Wed, Jul 14, 2010 : 11:11 a.m.

Despite what the story says, I sense some underlying current here that Judge Simpson's case load is changing due to some unreported issue. @ILJ's comments are way off base. The story indicates that Judge Tabbey was ill at the time of the meeting set with Judge Simpson, and he had a prior commitment at the time of this community meeting. You can't expect an official to change his schedule. Perhaps his prior commitment was for some other community purpose. Or a meeting that could not be rescheduled. I know both of these judges and have enormous respect for both of them. Judge Simpson clearly states this move is not disciplinary, so what is the problem here? If someone has some factual information on this upon which these conspiracy theories are based, please post such.


Wed, Jul 14, 2010 : 10:38 a.m.

Perhaps should look into 14A's finances. Under Simpson there was a surplus of money. Under Tabby not only was that surplus extinguished, but it was driven into the red and continues to go further...perhaps even into the hundreds of thousands? Funney how 6 years of Simpson surplus got taken away by two years of Tabby turmoil. Sounds like Mr. Tabby was looking for a scapegoat in Judge Simpson. I know the courts hold records of all that stuff. It'd be interesting to read what a journalist could dig up.


Wed, Jul 14, 2010 : 10:02 a.m.

If I read this correctly, Tabbey did not speak directly with Simpson before making the changes to his docket, but instead notified him through a "representative"? And Tabbey was too busy to come answer the public's questions about the changes on Tuesday evening? It appears that the only one Tabbey has spoken to directly about the changes is Ann And seeing as how there are no fresh quotes from Tabbey in this latest story, maybe he has even stopped talking to Ann Tabbey needs to address this directly. He is a public servant and he owes the public answers to their questions about the abrupt and unusual changes he has made at their court. If he's avoiding answering questions from Simpson and from the public, it makes me think that he's afraid to defend his actions, maybe because they will be difficult to defend.


Wed, Jul 14, 2010 : 8:08 a.m.

Judge Simpson is an excellent judge. Problem with Washtenaw County is many of the judges just give the "poor" criminals a slap on the wrist, very little justice for the victims. Judge Simpson is fair but tough, requiring criminals to be responsible for their behavior. We need more judges like Simpson.

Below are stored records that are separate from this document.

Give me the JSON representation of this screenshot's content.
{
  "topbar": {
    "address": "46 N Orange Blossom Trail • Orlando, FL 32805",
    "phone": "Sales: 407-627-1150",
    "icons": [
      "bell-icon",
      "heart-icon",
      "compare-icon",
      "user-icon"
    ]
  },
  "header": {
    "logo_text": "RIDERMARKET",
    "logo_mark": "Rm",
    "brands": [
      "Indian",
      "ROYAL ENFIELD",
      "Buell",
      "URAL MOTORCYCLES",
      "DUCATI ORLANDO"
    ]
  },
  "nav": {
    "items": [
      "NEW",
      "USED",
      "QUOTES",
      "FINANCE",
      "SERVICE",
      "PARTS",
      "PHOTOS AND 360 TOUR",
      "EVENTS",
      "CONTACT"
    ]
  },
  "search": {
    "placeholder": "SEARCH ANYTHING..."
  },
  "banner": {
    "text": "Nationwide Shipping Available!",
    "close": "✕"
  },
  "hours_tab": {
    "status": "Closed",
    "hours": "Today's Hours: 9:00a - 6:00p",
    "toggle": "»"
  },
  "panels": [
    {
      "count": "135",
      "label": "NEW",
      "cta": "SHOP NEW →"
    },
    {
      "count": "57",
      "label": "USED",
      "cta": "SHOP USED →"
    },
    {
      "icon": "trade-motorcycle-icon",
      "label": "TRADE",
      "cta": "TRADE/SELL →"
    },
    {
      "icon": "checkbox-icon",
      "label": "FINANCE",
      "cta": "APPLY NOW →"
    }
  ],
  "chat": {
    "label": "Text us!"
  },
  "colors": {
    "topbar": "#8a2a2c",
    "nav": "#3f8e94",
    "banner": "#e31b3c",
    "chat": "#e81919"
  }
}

Wed, Jul 14, 2010 : 8:05 a.m.

I got reassigned at work. No meetings, no protests, nothing. How come nobody cares about me.


Wed, Jul 14, 2010 : 7:35 a.m.

Judge Simpson is fair, tough on defendants when he needs to be, and helpful to attorneys and litigants during court proceedings. He is one of the finest judges in Washtenaw County.


Wed, Jul 14, 2010 : 6:31 a.m.

Judge Simpson is one of the finest attorneys and CLEARLY the finest judge in the county. Wherever he has contributed it has been to the benefit of our community. I'm sure that will continue to be true. My question is: How can we get him into Circuit Court?

Stephen Landes

Tue, Jul 13, 2010 : 9:41 p.m.

I applaud Judge Simpson for his statements as portrayed in this article because he demonstrates respect for his profession and fellow judges. I hope his approach to commenting on the operations of his court, regardless of his personal feelings or concerns, are viewed by others as an example of honorable behavior worth emulating.